But simply creating a cool new product or service is not enough to attract contributors through online crowdfunding platforms like Indiegogo and Kickstarter. A successful crowdfunding campaign requires extensive, thoughtful planning and focused marketing to attract and engage supporters, combined with hours of intense, hands-on work.
Just ask Helmut Wyzisk III and Jeff Becker, co-founders of Earhoox, which sells soft, silicone attachments that hold earbuds firmly in place. The company started in 2012 and raised almost $10,000 in a month-long Indiegogo campaign.
“Looking at the landscape of crowdfunding now, and knowing what we now know, I think we could do 10 or 20 or 30 times what we did in that crowdfunding campaign,” Wyzisk said.
Becker explained that the partners selected the Indiegogo platform because it offers flex funding — the ability to keep the funds raised even if goals are not met — and because of Indiegogo’s international presence.
“Various [crowdfunding] sites have different audiences, and various products, services, films, causes, etc., will all resonate differently with each,” he said.
Here, Wyzisk and Becker share crowdfunding lessons learned from their experience.
Tip #1: Get an early start on marketing
Crowdfunding is all about momentum. A campaign that attracts early supporters is more likely to meet — and surpass — its goals than one that stumbles out of the starting gate.
Promoting your campaign by reaching out to your personal network of friends and contacts early in the process can help you raise more money, the founders of Earhoox say.
“It’s not something you can put together the weekend before, or even a month before,” says Wyzisk. “You need to have relationships in place, and plans in place, and marketing strategies, so you can get that initial 10% [of the fundraising goal] right when it launches.”
“We should have spent more time up front planning the launch and amplification of our campaign,” he said.
The takeaway: Get your supporters on board well before your campaign begins.
Tip #2: Offer incentives to make it go viral
As Wyzisk says, it is important to leverage not only the relationships you have with your supporters, but also the relationships they might have with other potential supporters. Providing the right incentives can encourage fans of your products to recruit their friends.

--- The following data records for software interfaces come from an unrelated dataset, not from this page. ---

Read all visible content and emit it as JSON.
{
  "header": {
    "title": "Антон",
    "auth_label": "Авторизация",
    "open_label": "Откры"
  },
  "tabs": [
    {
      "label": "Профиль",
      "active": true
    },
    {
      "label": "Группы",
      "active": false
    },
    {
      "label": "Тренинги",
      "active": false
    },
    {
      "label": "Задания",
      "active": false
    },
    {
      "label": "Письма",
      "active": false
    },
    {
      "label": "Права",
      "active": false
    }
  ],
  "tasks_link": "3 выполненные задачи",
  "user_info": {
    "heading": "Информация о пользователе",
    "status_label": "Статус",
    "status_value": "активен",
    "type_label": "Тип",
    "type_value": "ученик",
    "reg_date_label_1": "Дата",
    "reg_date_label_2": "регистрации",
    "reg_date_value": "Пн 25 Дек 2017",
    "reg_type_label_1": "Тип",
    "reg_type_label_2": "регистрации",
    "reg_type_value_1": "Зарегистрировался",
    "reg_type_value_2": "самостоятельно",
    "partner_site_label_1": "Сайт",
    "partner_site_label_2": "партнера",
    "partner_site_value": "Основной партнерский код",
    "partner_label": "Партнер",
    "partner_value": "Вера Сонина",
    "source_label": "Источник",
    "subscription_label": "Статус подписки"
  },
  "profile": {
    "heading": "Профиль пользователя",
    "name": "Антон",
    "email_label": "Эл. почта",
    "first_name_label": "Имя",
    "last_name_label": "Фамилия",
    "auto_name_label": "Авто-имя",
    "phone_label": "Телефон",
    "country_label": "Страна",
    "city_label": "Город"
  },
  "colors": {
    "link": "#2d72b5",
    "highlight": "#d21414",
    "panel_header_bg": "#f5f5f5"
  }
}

One tactic for doing so is to create “stretch” goals, says Wyzisk. These goals reward supporters with bonuses whenever certain targets are reached.
“You have to continue to throw fuel on the fire,” he says.
The takeaway: Find ways to reward your supporters for spreading the word about your campaign so you can expand your network and more quickly reach your goal.
Tip #3: Streamline your operations
Entrepreneurs need to invest a lot of time and effort into preparing for the campaign, but at the same time, they cannot afford to neglect their business operations. Wyzisk and Becker said that despite getting an early start on planning their campaign, they were still “overwhelmed” when the floodgates opened.
They saw the success of their Indiegogo campaign as a validation of their concept, but they still needed to attend to a lot of the details of running a business for the first time in their lives.
“Most of the work came after the campaign ended, working to fulfill and meet deadlines,” says Becker.
Wyzisk suggests that startups might want to keep their operations simple at first to make sure they can manage them effectively. Getting to market fast and efficiently is important.
“You can always go back and do something better the second time, which we did,” he says. “We went back and rebuilt our website, and made it better.”
The takeaway: Simplify your business operations so you can focus on the crowdfunding campaign and a successful launch. You can refine your strategy as you go.